By Daniel SerwerApril 17, 2024

She is a Serbian representative at the Council of Europe Parliamentary Assembly.

Serbia is currently engaged in a ferocious campaign to block Kosovo membership in the Council of Europe (CoE). This is despite an explicit commitment in the February agreement the Americans and Europeans claim is legally binding not to do that for any international organizations:

Serbia will not object to Kosovo’s membership in any international organisation.


The merits of the case

I don’t know if the CoE will admit Kosovo later this spring. It certainly should. The main CoE qualification is rule of law:

Every member of the Council of Europe must accept the principles of the rule of law and of the enjoyment by all persons within its jurisdiction of human rights and fundamental freedoms.

Kosovo has been steadily improving and ranks above the median regional average on eight dimensions of rule of law. It is third in the region, slightly behind Montenegro and more behind Georgia, but well ahead of Serbia’s declining scores. Pristina recently resolved a major complaint. It recognized the Decan/i monastery’s property rights, an issue outstanding for more than 20 years. Corruption, regulatory enforcement, and criminal justice are its weakest dimensions. All of these are symptoms of a new and relatively weak state.


Benefits for Serbs

The main purpose of the CoE is

To promote democracy, human rights and the rule of law across Europe and beyond

In principle, you would think that people who really are discriminated against would welcome their country’s membership in such an organization. Instead, Belgrade is dead set against it.

The issue is not only one of ideals. There are practical consequences of CoE membership. It opens to citizens access to the European Court of Human Rights (ECHR). That is a serious privilege. If a national justice system fails in the eyes of a citizen of a member state of the CoE, that citizen can appeal to the ECHR, which has a strong tradition of ruling in favor of equality and non-discrimination, including the Balkans. That doesn’t mean its decisions are always implemented, as Bosnians will be anxious to tell you, but it does strengthen those who suffer discrimination. Member states can also file complaints against other member states, another privilege that Belgrade should welcome.


Why not?

Belgrade opposes Kosovo CoE membership for several reasons. First, Belgrade doesn’t want to acknowledge that Kosovo is a state. Second, it fears that Kosovo will file complaints against Serbia. There is ample reason for such complaints stemming from discrimination and other human rights violations against the Albanian majority inside Serbia, the treatment of Kosovo citizens in Serbia, and the failure of Serbia to account properly for its wartime malfeasance in Kosovo.

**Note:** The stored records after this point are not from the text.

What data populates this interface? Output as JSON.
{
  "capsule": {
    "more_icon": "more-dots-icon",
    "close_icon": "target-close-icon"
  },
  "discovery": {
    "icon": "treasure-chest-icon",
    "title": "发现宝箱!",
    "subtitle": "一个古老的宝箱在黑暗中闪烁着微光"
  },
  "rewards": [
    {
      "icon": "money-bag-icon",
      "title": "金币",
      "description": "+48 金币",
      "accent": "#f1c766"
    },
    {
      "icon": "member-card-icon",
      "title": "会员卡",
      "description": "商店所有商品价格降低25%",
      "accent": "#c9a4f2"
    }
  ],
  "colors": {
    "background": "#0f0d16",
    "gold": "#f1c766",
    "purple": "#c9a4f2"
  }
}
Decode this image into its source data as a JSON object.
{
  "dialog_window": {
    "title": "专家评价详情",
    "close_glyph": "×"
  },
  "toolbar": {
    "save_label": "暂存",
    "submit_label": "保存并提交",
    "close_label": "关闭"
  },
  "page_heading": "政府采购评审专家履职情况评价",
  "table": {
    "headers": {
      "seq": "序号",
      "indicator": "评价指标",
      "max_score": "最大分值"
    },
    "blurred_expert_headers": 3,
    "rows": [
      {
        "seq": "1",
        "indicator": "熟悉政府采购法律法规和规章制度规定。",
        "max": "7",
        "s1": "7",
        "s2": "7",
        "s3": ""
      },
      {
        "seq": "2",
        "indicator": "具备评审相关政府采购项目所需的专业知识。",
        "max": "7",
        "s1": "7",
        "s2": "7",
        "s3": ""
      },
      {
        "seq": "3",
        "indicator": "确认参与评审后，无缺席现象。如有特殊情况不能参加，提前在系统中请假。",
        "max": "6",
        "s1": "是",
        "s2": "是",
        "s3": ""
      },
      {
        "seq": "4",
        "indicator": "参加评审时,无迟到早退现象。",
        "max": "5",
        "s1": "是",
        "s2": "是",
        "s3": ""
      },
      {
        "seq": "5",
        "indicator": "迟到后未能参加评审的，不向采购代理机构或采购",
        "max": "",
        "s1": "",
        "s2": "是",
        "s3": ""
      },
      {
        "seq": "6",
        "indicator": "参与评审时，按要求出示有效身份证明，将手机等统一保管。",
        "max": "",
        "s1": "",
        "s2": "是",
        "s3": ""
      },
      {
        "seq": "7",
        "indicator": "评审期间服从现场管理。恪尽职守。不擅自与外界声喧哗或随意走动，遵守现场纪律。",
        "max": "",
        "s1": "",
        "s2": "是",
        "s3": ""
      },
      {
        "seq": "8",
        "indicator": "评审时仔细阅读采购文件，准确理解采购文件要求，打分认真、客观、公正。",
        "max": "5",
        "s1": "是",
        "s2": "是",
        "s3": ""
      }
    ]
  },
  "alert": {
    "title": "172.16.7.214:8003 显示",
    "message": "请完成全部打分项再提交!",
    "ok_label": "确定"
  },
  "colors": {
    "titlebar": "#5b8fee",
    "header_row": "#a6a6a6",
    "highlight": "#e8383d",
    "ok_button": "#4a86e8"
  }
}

Third, Belgrade is also trying to pressure Kosovo into creating an Association of Serb-majority Municipalities, which it sees as important to formalizing its relationship with the Serb population inside Kosovo. The CoE Parliamentary Assembly regards this as an issue Kosovo should resolve after membership. Such minority associations are common among CoE member states and Kosovo has promised to create one. But it quite reasonably doesn’t want to do so until Serbia acknowledges its sovereignty and territorial integrity.

Bottom line

The sad fact is that non-member Kosovo today is more qualified for CoE membership than current member Serbia. It is high time to fix that.